- Each lateral should be 8” from another lateral branch. They should not be clustered in the same area along the trunk of a tree.
- Lower laterals on the tree should be longer to keep conical shape and allow more light. As the laterals develop, they may start growing vertically again and you will need to keep moving the crotch angle to 60 degrees.
Three to Five Years
- Continue to make sure you keep your central leader dominant.
- Keep your laterals in that conical shape.
- Continue selecting specific laterals to keep and removing others at the main trunk.
- You may end up doing more thinning cuts to remove unnecessary branches.
- The key is to keep good light exposure and keep the tree from becoming vegetatively vigorous. You want the energy of the tree to go into fruit production.
Trees that are Bearing Fruit
Dormant pruning should be done in late winter before bud break. This time of the year reduces susceptibility of tree injury due to low temperatures.
- Pruning trees after bud break or when in bloom can increase spread of diseases.
- Branches growing upright into the interior of the tree can be thinned back to the lateral.
- Branches growing down below a major lateral that are shaded can also be thinned back to the lateral.
- Keep branches that are growing horizontally from the lateral.
- purs are short 3- 5” branches that produce flowers and fruit on apple trees. Sometimes they become long, weak and heavily branched.
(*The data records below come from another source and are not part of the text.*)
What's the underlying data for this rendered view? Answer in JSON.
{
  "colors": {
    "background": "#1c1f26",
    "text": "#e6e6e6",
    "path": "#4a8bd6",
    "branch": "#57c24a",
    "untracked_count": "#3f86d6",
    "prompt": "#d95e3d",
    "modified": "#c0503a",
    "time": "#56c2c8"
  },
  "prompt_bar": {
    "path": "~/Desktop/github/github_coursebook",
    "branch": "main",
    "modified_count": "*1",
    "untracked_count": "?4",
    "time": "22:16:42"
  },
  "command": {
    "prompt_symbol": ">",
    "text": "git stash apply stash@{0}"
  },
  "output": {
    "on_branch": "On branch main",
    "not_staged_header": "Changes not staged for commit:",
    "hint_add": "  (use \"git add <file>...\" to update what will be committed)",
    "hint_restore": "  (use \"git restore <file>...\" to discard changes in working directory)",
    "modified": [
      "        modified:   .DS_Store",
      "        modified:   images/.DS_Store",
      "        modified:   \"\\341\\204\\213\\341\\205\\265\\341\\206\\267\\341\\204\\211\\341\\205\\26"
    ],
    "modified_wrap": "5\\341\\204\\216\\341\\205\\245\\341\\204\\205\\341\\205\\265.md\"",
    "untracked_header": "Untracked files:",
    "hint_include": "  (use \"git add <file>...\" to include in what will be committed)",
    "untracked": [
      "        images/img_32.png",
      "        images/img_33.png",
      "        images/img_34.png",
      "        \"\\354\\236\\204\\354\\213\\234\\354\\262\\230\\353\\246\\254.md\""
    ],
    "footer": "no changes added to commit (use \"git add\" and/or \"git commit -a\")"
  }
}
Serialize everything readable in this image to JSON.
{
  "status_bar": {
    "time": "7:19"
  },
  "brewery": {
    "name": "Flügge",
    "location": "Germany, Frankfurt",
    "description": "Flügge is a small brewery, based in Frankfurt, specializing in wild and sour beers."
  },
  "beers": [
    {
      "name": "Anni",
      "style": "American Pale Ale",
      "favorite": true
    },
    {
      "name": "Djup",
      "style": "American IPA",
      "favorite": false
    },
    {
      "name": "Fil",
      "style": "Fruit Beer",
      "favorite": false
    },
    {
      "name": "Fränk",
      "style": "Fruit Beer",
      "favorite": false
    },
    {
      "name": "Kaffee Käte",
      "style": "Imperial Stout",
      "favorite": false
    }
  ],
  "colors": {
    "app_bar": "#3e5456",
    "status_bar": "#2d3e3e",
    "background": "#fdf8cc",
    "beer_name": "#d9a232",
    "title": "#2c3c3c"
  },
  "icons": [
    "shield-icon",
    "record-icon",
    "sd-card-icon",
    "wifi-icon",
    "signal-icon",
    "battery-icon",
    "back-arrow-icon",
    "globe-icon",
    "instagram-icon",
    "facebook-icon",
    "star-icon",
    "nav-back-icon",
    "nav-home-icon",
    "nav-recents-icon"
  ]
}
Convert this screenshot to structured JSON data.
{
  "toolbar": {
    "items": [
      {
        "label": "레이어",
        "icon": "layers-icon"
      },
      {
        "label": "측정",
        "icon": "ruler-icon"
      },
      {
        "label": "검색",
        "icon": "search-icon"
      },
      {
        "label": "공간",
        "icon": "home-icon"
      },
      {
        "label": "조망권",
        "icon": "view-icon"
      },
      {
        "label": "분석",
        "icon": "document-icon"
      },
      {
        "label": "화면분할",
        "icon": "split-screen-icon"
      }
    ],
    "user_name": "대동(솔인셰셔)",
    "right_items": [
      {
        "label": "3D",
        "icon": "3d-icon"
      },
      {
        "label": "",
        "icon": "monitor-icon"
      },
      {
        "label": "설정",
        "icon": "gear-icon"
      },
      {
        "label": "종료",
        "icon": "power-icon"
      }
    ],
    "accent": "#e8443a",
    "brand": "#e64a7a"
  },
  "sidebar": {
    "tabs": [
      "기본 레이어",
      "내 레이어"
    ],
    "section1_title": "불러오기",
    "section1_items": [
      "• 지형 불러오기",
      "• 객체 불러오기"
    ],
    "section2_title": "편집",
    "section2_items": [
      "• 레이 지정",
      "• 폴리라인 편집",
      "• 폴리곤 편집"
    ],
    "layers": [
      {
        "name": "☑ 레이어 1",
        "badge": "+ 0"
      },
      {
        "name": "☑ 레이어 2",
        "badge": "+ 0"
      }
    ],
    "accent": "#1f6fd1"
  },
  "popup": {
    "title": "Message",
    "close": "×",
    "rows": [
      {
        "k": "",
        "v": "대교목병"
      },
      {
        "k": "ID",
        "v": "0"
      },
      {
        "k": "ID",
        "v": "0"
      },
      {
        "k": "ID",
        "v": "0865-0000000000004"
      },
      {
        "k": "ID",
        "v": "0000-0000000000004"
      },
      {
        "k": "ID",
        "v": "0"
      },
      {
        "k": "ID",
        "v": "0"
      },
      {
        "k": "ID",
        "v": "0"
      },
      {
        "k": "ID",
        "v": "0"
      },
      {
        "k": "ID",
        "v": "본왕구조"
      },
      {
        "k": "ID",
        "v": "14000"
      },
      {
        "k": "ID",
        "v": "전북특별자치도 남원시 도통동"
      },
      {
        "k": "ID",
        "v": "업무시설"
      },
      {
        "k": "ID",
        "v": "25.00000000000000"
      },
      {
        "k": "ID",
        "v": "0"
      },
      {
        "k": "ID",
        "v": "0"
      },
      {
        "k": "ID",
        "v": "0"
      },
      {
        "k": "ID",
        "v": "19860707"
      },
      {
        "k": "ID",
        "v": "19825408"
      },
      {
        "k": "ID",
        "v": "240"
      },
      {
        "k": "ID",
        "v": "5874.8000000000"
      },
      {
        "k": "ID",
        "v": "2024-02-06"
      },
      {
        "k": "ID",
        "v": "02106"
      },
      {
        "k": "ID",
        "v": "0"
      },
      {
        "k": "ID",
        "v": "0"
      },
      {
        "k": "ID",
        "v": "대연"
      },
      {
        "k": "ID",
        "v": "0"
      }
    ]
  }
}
You can thin them out and head them back to a strong bud.
- Some spurs that are underneath a lateral branch can be removed to encourage more spur production where there is more light.
- Remove water spouts and upright shoots.
- Remove branches that are crossing and/or dead or injured branches.
- Once the height of the tree has been reached (8 – 10 ft dwarf) (12-16 ft semi-dwarf) you can cut the leader to a weak side branch. You will probably need to do this every year to keep it at that height. Laterals will all need to remain shorter than leader you will need to prune back into 2-year-old wood.
If you have older apple trees that have not been pruned for a number of years, here are some additional suggestions you may want to follow:
What do I do if I inherit older apple trees that have not been pruned?
- First decide if you want to keep the tree or do you want to replace it with a new apple tree you can start training and pruning correctly? Do you like the fruit?
- Does the tree receive all day sun?
- Plan a 3 – 5 year recovery for this older tree.
- Cut out all the dead wood.
- If you find any diseased wood, cut that out next, making sure you disinfect your tools by wiping the blades with Lysol or ethanol or isopropyl alcohol. These are all better than bleach solutions. Burn all diseased or insect-infested wood.
- You cannot remove more than 1/3 of the wood from the tree at a time and really should probably remove less.
- Start by opening up the tree and removing branches that grow straight up.
- Prune more heavily in the upper part of the tree first to get more light into the tree.
- Cut out narrow crotched branches.
- Cut out branches that are crossing each other.
- Remove droopy branches – less fruit production or small fruit production.
- Prune with a bud facing outward to force the new branch to grow in that direction.
- If you have multiple leaders and no central leader, you may have to prune the best you can while keeping the open or vase shaped configuration.
If you have questions, call Diane Booth at 387-3015. Here is a link on pruning apple trees with diagrams included.
In other gardening news, the Cook County Extension office has copies of the 2012 guide to good vegetable varieties to grow in the county. They are free and can be picked up at the Cook County Community Center. Copies are also available at local stores.
The Northwood Food Project is accepting applications to serve on its board. Call 387-3015 for more information.